[Website and app data records]
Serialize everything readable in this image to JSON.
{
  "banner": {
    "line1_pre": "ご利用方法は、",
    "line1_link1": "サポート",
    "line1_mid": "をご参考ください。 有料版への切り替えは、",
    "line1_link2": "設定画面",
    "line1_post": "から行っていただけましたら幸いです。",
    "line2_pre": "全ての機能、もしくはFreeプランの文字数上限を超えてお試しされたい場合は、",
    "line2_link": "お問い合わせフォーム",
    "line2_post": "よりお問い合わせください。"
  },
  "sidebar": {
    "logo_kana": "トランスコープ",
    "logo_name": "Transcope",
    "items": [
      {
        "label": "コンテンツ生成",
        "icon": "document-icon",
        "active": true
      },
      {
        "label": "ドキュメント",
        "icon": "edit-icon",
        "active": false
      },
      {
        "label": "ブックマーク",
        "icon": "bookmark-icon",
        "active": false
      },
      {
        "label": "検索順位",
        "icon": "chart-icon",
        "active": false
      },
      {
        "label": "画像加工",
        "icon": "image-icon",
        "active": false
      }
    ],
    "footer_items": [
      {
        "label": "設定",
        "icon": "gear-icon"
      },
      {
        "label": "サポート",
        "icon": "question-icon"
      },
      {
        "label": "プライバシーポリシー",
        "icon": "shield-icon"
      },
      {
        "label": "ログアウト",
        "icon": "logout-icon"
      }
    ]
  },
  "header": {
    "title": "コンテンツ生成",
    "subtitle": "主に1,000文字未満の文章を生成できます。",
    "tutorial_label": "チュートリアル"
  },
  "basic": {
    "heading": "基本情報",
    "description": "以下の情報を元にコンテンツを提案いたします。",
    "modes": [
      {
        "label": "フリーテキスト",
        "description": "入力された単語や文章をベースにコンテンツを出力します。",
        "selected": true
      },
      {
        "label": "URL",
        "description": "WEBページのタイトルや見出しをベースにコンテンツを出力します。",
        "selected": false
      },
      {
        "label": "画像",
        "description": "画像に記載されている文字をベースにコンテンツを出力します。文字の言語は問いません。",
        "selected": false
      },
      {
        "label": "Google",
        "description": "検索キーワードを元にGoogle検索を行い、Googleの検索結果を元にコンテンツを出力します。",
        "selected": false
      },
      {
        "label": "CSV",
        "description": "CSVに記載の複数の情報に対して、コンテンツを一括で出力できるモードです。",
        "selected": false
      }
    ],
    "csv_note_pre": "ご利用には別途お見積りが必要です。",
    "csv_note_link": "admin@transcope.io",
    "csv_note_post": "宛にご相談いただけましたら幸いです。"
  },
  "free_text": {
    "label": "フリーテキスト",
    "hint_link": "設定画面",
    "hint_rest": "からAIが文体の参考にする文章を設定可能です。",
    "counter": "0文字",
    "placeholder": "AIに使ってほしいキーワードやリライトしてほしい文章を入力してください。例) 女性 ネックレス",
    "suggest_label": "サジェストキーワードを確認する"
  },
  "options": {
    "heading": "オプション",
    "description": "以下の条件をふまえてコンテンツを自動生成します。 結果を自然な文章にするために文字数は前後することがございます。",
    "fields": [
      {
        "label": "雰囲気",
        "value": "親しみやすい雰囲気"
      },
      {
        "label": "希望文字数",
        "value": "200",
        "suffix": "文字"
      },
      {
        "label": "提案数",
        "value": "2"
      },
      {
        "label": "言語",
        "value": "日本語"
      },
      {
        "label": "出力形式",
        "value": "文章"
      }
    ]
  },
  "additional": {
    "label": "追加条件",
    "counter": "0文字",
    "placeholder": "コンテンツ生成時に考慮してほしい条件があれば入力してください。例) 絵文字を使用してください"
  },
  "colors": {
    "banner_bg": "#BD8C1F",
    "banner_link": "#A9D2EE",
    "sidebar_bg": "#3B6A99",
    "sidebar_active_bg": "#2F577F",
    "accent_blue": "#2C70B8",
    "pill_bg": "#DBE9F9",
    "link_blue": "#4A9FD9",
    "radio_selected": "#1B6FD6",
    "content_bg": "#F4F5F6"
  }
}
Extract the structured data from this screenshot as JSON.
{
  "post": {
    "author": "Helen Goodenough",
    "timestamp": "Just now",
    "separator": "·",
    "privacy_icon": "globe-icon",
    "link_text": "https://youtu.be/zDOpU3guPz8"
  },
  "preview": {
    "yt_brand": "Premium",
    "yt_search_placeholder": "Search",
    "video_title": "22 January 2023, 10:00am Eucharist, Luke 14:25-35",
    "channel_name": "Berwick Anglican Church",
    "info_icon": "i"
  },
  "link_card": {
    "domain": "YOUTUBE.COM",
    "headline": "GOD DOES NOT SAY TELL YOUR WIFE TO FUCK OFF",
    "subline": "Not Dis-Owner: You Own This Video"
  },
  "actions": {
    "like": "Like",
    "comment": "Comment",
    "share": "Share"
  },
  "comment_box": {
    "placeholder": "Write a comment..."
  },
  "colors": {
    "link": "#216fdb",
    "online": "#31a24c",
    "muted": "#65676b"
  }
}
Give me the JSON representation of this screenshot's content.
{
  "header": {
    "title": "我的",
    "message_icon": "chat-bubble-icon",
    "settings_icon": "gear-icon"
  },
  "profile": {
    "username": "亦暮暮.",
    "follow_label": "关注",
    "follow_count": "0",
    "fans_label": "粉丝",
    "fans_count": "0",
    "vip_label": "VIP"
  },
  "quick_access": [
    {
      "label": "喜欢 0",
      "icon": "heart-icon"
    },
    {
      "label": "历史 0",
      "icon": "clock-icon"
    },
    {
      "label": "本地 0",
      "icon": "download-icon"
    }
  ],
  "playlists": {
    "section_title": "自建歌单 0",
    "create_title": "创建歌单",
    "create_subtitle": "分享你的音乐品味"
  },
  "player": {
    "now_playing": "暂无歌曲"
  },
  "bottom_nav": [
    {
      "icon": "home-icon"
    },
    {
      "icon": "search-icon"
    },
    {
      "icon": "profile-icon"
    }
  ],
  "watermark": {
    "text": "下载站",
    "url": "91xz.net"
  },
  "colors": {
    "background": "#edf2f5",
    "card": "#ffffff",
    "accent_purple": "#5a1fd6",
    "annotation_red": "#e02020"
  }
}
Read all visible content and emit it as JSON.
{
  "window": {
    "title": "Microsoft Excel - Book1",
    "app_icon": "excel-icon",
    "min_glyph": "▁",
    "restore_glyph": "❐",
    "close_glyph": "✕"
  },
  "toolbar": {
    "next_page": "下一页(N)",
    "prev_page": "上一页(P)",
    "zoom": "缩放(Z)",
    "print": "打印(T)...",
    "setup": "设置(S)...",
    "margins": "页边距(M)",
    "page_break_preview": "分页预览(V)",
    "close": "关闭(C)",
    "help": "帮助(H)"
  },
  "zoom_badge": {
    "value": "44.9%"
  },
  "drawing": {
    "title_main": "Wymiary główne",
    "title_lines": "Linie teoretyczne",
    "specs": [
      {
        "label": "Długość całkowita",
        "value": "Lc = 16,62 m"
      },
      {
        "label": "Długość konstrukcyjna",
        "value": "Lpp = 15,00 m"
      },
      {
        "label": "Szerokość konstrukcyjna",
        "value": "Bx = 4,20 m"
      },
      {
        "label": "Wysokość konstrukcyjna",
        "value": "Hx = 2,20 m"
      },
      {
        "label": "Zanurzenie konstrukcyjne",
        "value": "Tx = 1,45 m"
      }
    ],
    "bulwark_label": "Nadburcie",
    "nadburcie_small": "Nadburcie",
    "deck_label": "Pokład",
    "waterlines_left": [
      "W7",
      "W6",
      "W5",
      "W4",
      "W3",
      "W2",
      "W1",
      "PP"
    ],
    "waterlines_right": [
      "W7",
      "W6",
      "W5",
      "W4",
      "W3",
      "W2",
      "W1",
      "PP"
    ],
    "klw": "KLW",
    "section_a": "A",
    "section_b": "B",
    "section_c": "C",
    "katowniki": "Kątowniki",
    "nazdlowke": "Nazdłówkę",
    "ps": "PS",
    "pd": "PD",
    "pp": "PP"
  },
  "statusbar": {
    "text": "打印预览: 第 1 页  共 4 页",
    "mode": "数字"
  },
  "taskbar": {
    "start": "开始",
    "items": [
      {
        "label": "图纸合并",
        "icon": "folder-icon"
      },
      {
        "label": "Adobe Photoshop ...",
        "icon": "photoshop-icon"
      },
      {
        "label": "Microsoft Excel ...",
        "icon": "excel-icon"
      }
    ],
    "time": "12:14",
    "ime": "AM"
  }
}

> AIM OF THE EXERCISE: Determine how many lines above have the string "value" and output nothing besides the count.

> ANSWER BOX: 11